In September, 1982, I set out on a journey. I left home and when asked when I would return, I could honestly answer, “possibly never.” My whole life had been planned up until that point with school, work, etcétera always being predictable. I wanted for one time in my life to have a blank page in my life and see what would happen and where I would go.
I worked a few Jobs for six months, rarely taking a day off and saved as much money as possible. I was a night attendant at my fathers veterninary hospital, so I was paid a little to sleep there every night. No rent!
I had studied Spanish, German and Italian in the university, so that hopefully would help. I graduated from the University of Washington with a degree in microbiology and had applied to medical school with some high MCAT scores, but the road beckoned and away I went.

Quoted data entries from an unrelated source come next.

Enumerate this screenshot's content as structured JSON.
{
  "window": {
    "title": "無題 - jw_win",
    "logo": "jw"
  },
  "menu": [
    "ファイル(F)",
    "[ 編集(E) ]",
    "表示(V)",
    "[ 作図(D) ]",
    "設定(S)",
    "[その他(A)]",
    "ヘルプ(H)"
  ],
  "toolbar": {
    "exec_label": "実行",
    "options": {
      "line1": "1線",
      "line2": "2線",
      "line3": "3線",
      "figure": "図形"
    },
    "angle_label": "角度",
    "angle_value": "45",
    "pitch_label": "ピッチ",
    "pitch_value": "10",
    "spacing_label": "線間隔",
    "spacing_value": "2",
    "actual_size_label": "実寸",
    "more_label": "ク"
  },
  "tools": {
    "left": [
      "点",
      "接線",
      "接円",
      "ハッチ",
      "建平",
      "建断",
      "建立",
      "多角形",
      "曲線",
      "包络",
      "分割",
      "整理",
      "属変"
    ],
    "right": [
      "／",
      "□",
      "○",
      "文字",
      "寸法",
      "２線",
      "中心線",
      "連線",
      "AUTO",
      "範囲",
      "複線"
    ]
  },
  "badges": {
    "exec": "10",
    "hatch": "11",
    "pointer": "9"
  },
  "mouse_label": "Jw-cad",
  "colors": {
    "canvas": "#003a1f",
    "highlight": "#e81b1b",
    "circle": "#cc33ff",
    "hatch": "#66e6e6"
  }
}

I will tell many more stories from this journey, but today I will address how I ended up working on a pig farm in a small town in Norway called, Rakkestad. On Christmas Eve day, I had taken a boat from Brindissi, Italy to Patra, Greece and then a train into Athens. When I arrived in Athens, I remarkably ran into my old girlfriend’s cousin and a crazy guy from Denmark. We drank some Ouzo that night, a licorice tasting liquor, and I woke up frozen from a cold night with a headache. I did not know that Athens could be so cold. The guy from Denmark told me about a farmer in Norway that hired foreigners every Spring in Norway to work on the farm and gave me his address. He suggested I write him. Of course there were no cell phones at that time and international calls were rare. There also was no internet. Different era. I communicated with my parents via postcards. Anyway, I wrote a five page or so letter to the Norwegian farmer and told him to contact my parents in the USA via a letter if he was interested in hiring me. There was no other way to communicate.
From there I worked on an Olive farm on the island of Crete in a small town called, Drapanias (will detail that in another post) and then spent 45 days travelling around Turkey which was amazing (another post)! Eventually, took a bus from Istanbul, Turkey via Bulgaria and Yugoslavia to arrive at Graz, Austria. I had asked for a drug to help me sleep on the bus. A Young boy in a pharmacy in Istanbul gave me some pills. I woke up in the aisle of the bus with people stepping on me. I was drugged out of my mind. In Austria, I went to an international phone booth and called my parents, who told me to report to Norway on April 1st for a job on the farm. I hitch-hiked and did some share rides via Nurenberg, Germany and Berlin. At the time, Berlin was divided into East and West and East Germans could not leave the country and had a wall to keep them in (I will write about this also later). I found a train that passed through East Germany and then on to Denmark and went to Copenhagen. Eventually I took a boat to Oslo, Norway. It was cold and snowy and I spent a week in a Youth hostel and tried to figure out where Rakkestad, Norway was. Oddly, on the staircase in Norway I ran into a young lady I had worked with in Seattle, Washington. I hurt my back in the hostel lifting my heavy pack. Ultimately I took a train to Rakkestad and got off briefly to see what was there and then headed to a cabin in the woods. The farmer had gotten word that somebody had passed through town asking about him and he set out to find me. A knock came at the door of my cabin and when I opened the door, a man asked,”Are you Jim Boyce?” with a Norwegian accent. Soon we were on the way to his farm. More on my next post from the Farm.